Data items
= = = = = = =

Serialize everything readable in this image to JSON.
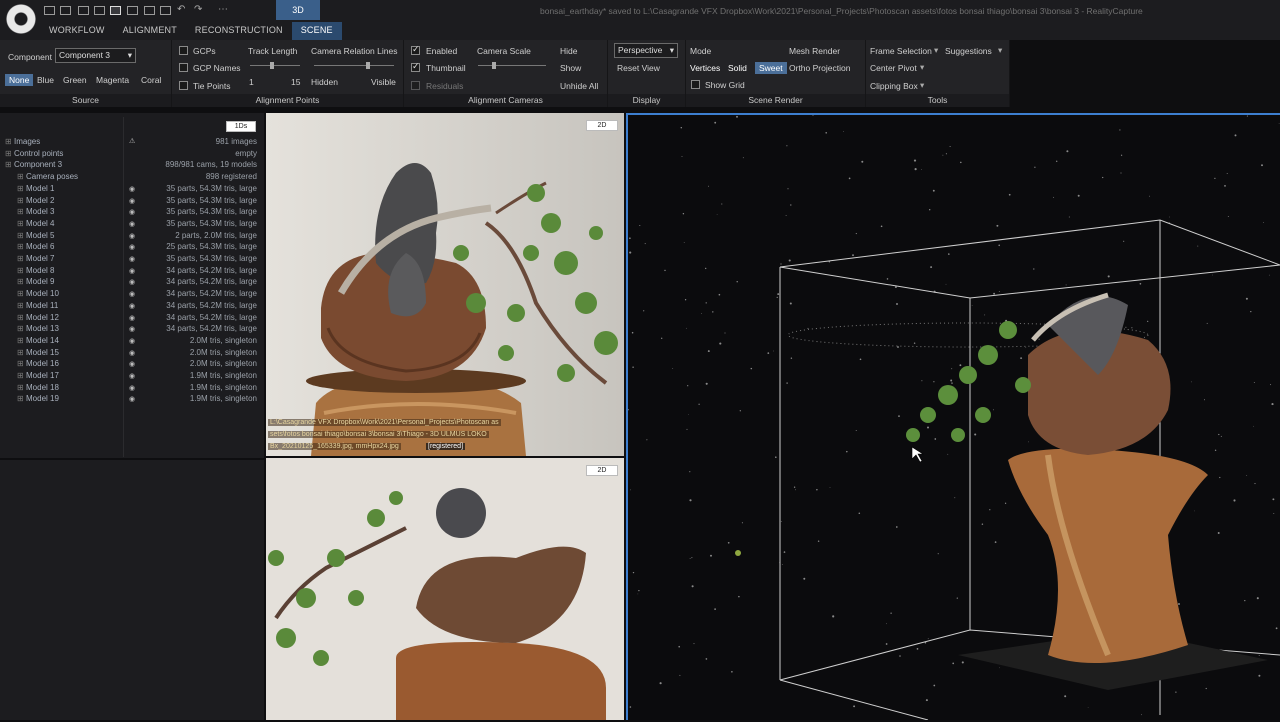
{
  "app": {
    "window_title": "bonsai_earthday* saved to L:\\Casagrande VFX Dropbox\\Work\\2021\\Personal_Projects\\Photoscan assets\\fotos bonsai thiago\\bonsai 3\\bonsai 3 - RealityCapture",
    "tabs": [
      "WORKFLOW",
      "ALIGNMENT",
      "RECONSTRUCTION",
      "SCENE"
    ],
    "active_tab": "SCENE",
    "view_mode": "3D"
  },
  "ribbon": {
    "source": {
      "component_label": "Component",
      "component_value": "Component 3",
      "colors": [
        "None",
        "Blue",
        "Green",
        "Magenta",
        "Coral"
      ],
      "group_label": "Source"
    },
    "alignment_points": {
      "gcps": "GCPs",
      "gcp_names": "GCP Names",
      "tie_points": "Tie Points",
      "track_length": "Track Length",
      "track_min": "1",
      "track_max": "15",
      "camera_relation_lines": "Camera Relation Lines",
      "hidden": "Hidden",
      "visible": "Visible",
      "group_label": "Alignment Points"
    },
    "alignment_cameras": {
      "enabled": "Enabled",
      "thumbnail": "Thumbnail",
      "residuals": "Residuals",
      "camera_scale": "Camera Scale",
      "hide": "Hide",
      "show": "Show",
      "unhide_all": "Unhide All",
      "group_label": "Alignment Cameras"
    },
    "display": {
      "projection": "Perspective",
      "reset_view": "Reset View",
      "group_label": "Display"
    },
    "scene_render": {
      "mode": "Mode",
      "mesh_render": "Mesh Render",
      "vertices": "Vertices",
      "solid": "Solid",
      "sweet": "Sweet",
      "ortho_projection": "Ortho Projection",
      "show_grid": "Show Grid",
      "group_label": "Scene Render"
    },
    "tools": {
      "frame_selection": "Frame Selection",
      "suggestions": "Suggestions",
      "center_pivot": "Center Pivot",
      "clipping_box": "Clipping Box",
      "group_label": "Tools"
    }
  },
  "tree": {
    "badge": "1Ds",
    "rows": [
      {
        "label": "Images",
        "value": "981 images"
      },
      {
        "label": "Control points",
        "value": "empty"
      },
      {
        "label": "Component 3",
        "value": "898/981 cams, 19 models"
      },
      {
        "label": "Camera poses",
        "value": "898 registered"
      },
      {
        "label": "Model 1",
        "value": "35 parts, 54.3M tris, large"
      },
      {
        "label": "Model 2",
        "value": "35 parts, 54.3M tris, large"
      },
      {
        "label": "Model 3",
        "value": "35 parts, 54.3M tris, large"
      },
      {
        "label": "Model 4",
        "value": "35 parts, 54.3M tris, large"
      },
      {
        "label": "Model 5",
        "value": "2 parts, 2.0M tris, large"
      },
      {
        "label": "Model 6",
        "value": "25 parts, 54.3M tris, large"
      },
      {
        "label": "Model 7",
        "value": "35 parts, 54.3M tris, large"
      },
      {
        "label": "Model 8",
        "value": "34 parts, 54.2M tris, large"
      },
      {
        "label": "Model 9",
        "value": "34 parts, 54.2M tris, large"
      },
      {
        "label": "Model 10",
        "value": "34 parts, 54.2M tris, large"
      },
      {
        "label": "Model 11",
        "value": "34 parts, 54.2M tris, large"
      },
      {
        "label": "Model 12",
        "value": "34 parts, 54.2M tris, large"
      },
      {
        "label": "Model 13",
        "value": "34 parts, 54.2M tris, large"
      },
      {
        "label": "Model 14",
        "value": "2.0M tris, singleton"
      },
      {
        "label": "Model 15",
        "value": "2.0M tris, singleton"
      },
      {
        "label": "Model 16",
        "value": "2.0M tris, singleton"
      },
      {
        "label": "Model 17",
        "value": "1.9M tris, singleton"
      },
      {
        "label": "Model 18",
        "value": "1.9M tris, singleton"
      },
      {
        "label": "Model 19",
        "value": "1.9M tris, singleton"
      }
    ]
  },
  "viewports": {
    "top_2d_badge": "2D",
    "bottom_2d_badge": "2D",
    "image_path_line1": "L:\\Casagrande VFX Dropbox\\Work\\2021\\Personal_Projects\\Photoscan as",
    "image_path_line2": "sets\\fotos bonsai thiago\\bonsai 3\\bonsai 3\\Thiago - 3D ULMUS LOKO",
    "image_path_line3": "Bx_20210125_165339.jpg, mmHpx24.jpg",
    "image_status": "[registered]"
  },
  "colors": {
    "accent": "#3d7fd0",
    "active_tab": "#2b4a6e",
    "selected_button": "#4b6f99"
  }
}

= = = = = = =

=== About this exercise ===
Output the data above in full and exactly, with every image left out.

=== Task response ===
Serialize everything readable in this image to JSON.
{
  "app": {
    "window_title": "bonsai_earthday* saved to L:\\Casagrande VFX Dropbox\\Work\\2021\\Personal_Projects\\Photoscan assets\\fotos bonsai thiago\\bonsai 3\\bonsai 3 - RealityCapture",
    "tabs": [
      "WORKFLOW",
      "ALIGNMENT",
      "RECONSTRUCTION",
      "SCENE"
    ],
    "active_tab": "SCENE",
    "view_mode": "3D"
  },
  "ribbon": {
    "source": {
      "component_label": "Component",
      "component_value": "Component 3",
      "colors": [
        "None",
        "Blue",
        "Green",
        "Magenta",
        "Coral"
      ],
      "group_label": "Source"
    },
    "alignment_points": {
      "gcps": "GCPs",
      "gcp_names": "GCP Names",
      "tie_points": "Tie Points",
      "track_length": "Track Length",
      "track_min": "1",
      "track_max": "15",
      "camera_relation_lines": "Camera Relation Lines",
      "hidden": "Hidden",
      "visible": "Visible",
      "group_label": "Alignment Points"
    },
    "alignment_cameras": {
      "enabled": "Enabled",
      "thumbnail": "Thumbnail",
      "residuals": "Residuals",
      "camera_scale": "Camera Scale",
      "hide": "Hide",
      "show": "Show",
      "unhide_all": "Unhide All",
      "group_label": "Alignment Cameras"
    },
    "display": {
      "projection": "Perspective",
      "reset_view": "Reset View",
      "group_label": "Display"
    },
    "scene_render": {
      "mode": "Mode",
      "mesh_render": "Mesh Render",
      "vertices": "Vertices",
      "solid": "Solid",
      "sweet": "Sweet",
      "ortho_projection": "Ortho Projection",
      "show_grid": "Show Grid",
      "group_label": "Scene Render"
    },
    "tools": {
      "frame_selection": "Frame Selection",
      "suggestions": "Suggestions",
      "center_pivot": "Center Pivot",
      "clipping_box": "Clipping Box",
      "group_label": "Tools"
    }
  },
  "tree": {
    "badge": "1Ds",
    "rows": [
      {
        "label": "Images",
        "value": "981 images"
      },
      {
        "label": "Control points",
        "value": "empty"
      },
      {
        "label": "Component 3",
        "value": "898/981 cams, 19 models"
      },
      {
        "label": "Camera poses",
        "value": "898 registered"
      },
      {
        "label": "Model 1",
        "value": "35 parts, 54.3M tris, large"
      },
      {
        "label": "Model 2",
        "value": "35 parts, 54.3M tris, large"
      },
      {
        "label": "Model 3",
        "value": "35 parts, 54.3M tris, large"
      },
      {
        "label": "Model 4",
        "value": "35 parts, 54.3M tris, large"
      },
      {
        "label": "Model 5",
        "value": "2 parts, 2.0M tris, large"
      },
      {
        "label": "Model 6",
        "value": "25 parts, 54.3M tris, large"
      },
      {
        "label": "Model 7",
        "value": "35 parts, 54.3M tris, large"
      },
      {
        "label": "Model 8",
        "value": "34 parts, 54.2M tris, large"
      },
      {
        "label": "Model 9",
        "value": "34 parts, 54.2M tris, large"
      },
      {
        "label": "Model 10",
        "value": "34 parts, 54.2M tris, large"
      },
      {
        "label": "Model 11",
        "value": "34 parts, 54.2M tris, large"
      },
      {
        "label": "Model 12",
        "value": "34 parts, 54.2M tris, large"
      },
      {
        "label": "Model 13",
        "value": "34 parts, 54.2M tris, large"
      },
      {
        "label": "Model 14",
        "value": "2.0M tris, singleton"
      },
      {
        "label": "Model 15",
        "value": "2.0M tris, singleton"
      },
      {
        "label": "Model 16",
        "value": "2.0M tris, singleton"
      },
      {
        "label": "Model 17",
        "value": "1.9M tris, singleton"
      },
      {
        "label": "Model 18",
        "value": "1.9M tris, singleton"
      },
      {
        "label": "Model 19",
        "value": "1.9M tris, singleton"
      }
    ]
  },
  "viewports": {
    "top_2d_badge": "2D",
    "bottom_2d_badge": "2D",
    "image_path_line1": "L:\\Casagrande VFX Dropbox\\Work\\2021\\Personal_Projects\\Photoscan as",
    "image_path_line2": "sets\\fotos bonsai thiago\\bonsai 3\\bonsai 3\\Thiago - 3D ULMUS LOKO",
    "image_path_line3": "Bx_20210125_165339.jpg, mmHpx24.jpg",
    "image_status": "[registered]"
  },
  "colors": {
    "accent": "#3d7fd0",
    "active_tab": "#2b4a6e",
    "selected_button": "#4b6f99"
  }
}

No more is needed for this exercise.